To the global audience, Ulož.to may not be a household name, but in the Czech Republic, it is massive.
The file-sharing and hosting service is listed among the most-visited websites in the country, while its mobile apps are frequently used as well.
Like many other file storage platforms, Ulož can be used to share a wide variety of files but according to copyright holders, many people abuse the platform to share pirated music, movies, and TV shows.
This criticism isn’t new. Over the years, Ulož has been reported to the US Trade Representative as a notorious pirate site several times. In addition, the platform was taken to court by the Czech anti-piracy outfit Dilia, which demanded the implementation of an upload filter.
Ulož lost this upload filter battle at the Supreme Court this year, but that certainly didn’t end the controversy. The service still resists the use of broad keyword-based upload checks.
Uloz Competitors Start Filtering
This topic has become relevant again this month after Hellspy and Hellshare, two other Czech file-sharing platforms, signed a deal with rightsholders to filter uploads and search results. The agreement is the result of lengthy discussions with the Association of Commercial Television (AKTV) over how and what should be filtered.
The end result appears to be a fairly rudimentary filtering mechanism where the file-sharing services use filenames, duration, and types of files to flag potentially infringing content. This is more basic than the hash-matching technologies major tech companies such as Google and Facebook use.
Hellshare’s parent company I&Q Group said that the first filtering results are positive. According to CEO Jan Hřebabecký, the measures are easy and effective. And as an added bonus, the filters also ensure that the service fulfills its obligations under the EU’s updated Copyright Directive.
Whether these filtering measures are necessary or sufficient is open for debate.
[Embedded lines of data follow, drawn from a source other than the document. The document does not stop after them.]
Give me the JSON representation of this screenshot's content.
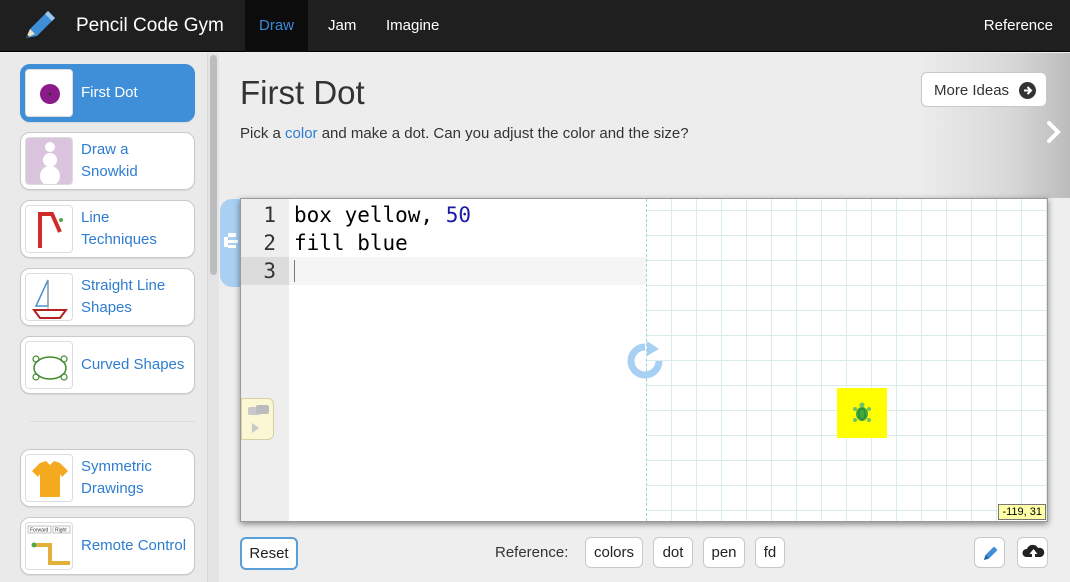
{
  "header": {
    "brand": "Pencil Code Gym",
    "tabs": [
      {
        "label": "Draw",
        "active": true
      },
      {
        "label": "Jam",
        "active": false
      },
      {
        "label": "Imagine",
        "active": false
      }
    ],
    "reference": "Reference",
    "icon": "pencil-icon"
  },
  "sidebar": {
    "items": [
      {
        "label": "First Dot",
        "active": true,
        "icon": "purple-dot-thumbnail"
      },
      {
        "label": "Draw a Snowkid",
        "active": false,
        "icon": "snowkid-thumbnail"
      },
      {
        "label": "Line Techniques",
        "active": false,
        "icon": "red-line-thumbnail"
      },
      {
        "label": "Straight Line Shapes",
        "active": false,
        "icon": "sailboat-thumbnail"
      },
      {
        "label": "Curved Shapes",
        "active": false,
        "icon": "curved-turtle-thumbnail"
      },
      {
        "label": "Symmetric Drawings",
        "active": false,
        "icon": "tshirt-thumbnail"
      },
      {
        "label": "Remote Control",
        "active": false,
        "icon": "remote-path-thumbnail"
      }
    ],
    "remote_thumb_text": [
      "Forward",
      "Right"
    ]
  },
  "main": {
    "title": "First Dot",
    "description_before": "Pick a ",
    "description_link": "color",
    "description_after": " and make a dot. Can you adjust the color and the size?",
    "more_ideas": "More Ideas"
  },
  "editor": {
    "line_numbers": [
      "1",
      "2",
      "3"
    ],
    "lines": [
      {
        "text": "box yellow, ",
        "number": "50"
      },
      {
        "text": "fill blue",
        "number": ""
      },
      {
        "text": "",
        "number": ""
      }
    ],
    "coords": "-119, 31"
  },
  "bottom": {
    "reset": "Reset",
    "reference_label": "Reference:",
    "chips": [
      "colors",
      "dot",
      "pen",
      "fd"
    ]
  },
  "colors": {
    "accent": "#3e8ed8",
    "topbar": "#1f1f1f",
    "link": "#2e7dd1",
    "canvas_fill": "#ffff00"
  }
}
Some rightsholders may believe that it doesn’t go far enough while others may see the basic filters as a threat to the free flow of information. Fellow file-sharing service Uloz.to finds itself in the latter camp.
The site responded critically to the Hellshare and Hellspy deals. According to Uloz, the proposed blocking mechanisms are not “smart” at all. On the contrary, basic keyword filters will likely lead to overblocking.
“This is not a smart filtering of content, as it appears in some media, but a simple blocking of keywords, which significantly limits the rights of users,” Uloz notes.
“If someone wants to use the word street in a file name, for example, they are now out of luck on these platforms. By applying this principle, there will soon be no words left, and commercial entities will gradually parcel out the formerly free Internet.”
Jan Karabina, CEO of Uloz’s parent company says that they will continue to push back on broad blocking requests, both in- and outside of court.
Legal and Constitutional Questions
Uloz booked a victory in an earlier filtering case but, as previously noted, the file-sharing platform lost an important legal battle against local anti-piracy group Dilia this summer.
Uloz is unhappy with the ruling and is challenging the censorship part at the Constitutional Court. According to Uloz, the current verdict restricts people’s freedom of expression, which violates the European Union’s Charter of Fundamental Rights.
“We are also under pressure to introduce overblocking. However, we consider such a step unconstitutional and in violation of users’ rights. In this context, we have already filed a constitutional complaint, which specifically concerns overblocking,” Karabina says.
In addition, Uloz doesn’t agree that it is obligated to implement basic upload checks under the EU Copyright Directive either. While Article 13 does indeed hint at upload filters, the legislation also stresses that overblocking should be avoided.
By implementing rudimentary upload checks, which Hellspy and Hellshare appear to use, Uloz’s CEO believes that overblocking is impossible to avoid and would actually violate EU law.
“In accordance with Article 17, we consider overblocking unacceptable, as well as yielding to the pressure of commercial entities at the expense of the rights of ordinary users,” Karabina soncludes.
The above clearly shows that Uloz puts the rights of its users first. This position isn’t welcomed by rightsholders, which will undoubtedly keep up the pressure.
Defeating the file-sharing service will be easier said than done, however. Earlier this year Uloz had its official app removed from the Google Play but it was reinstated a few weeks later after a successful appeal.
The app was reportedly removed by anti-piracy outfit Weemazz and will likely end up in court.
“We are taking legal action against the company Weemazz s.r.o. because such deliberate abuse of the platforms’ processes cannot be tolerated,” Uloz said in an earlier statement.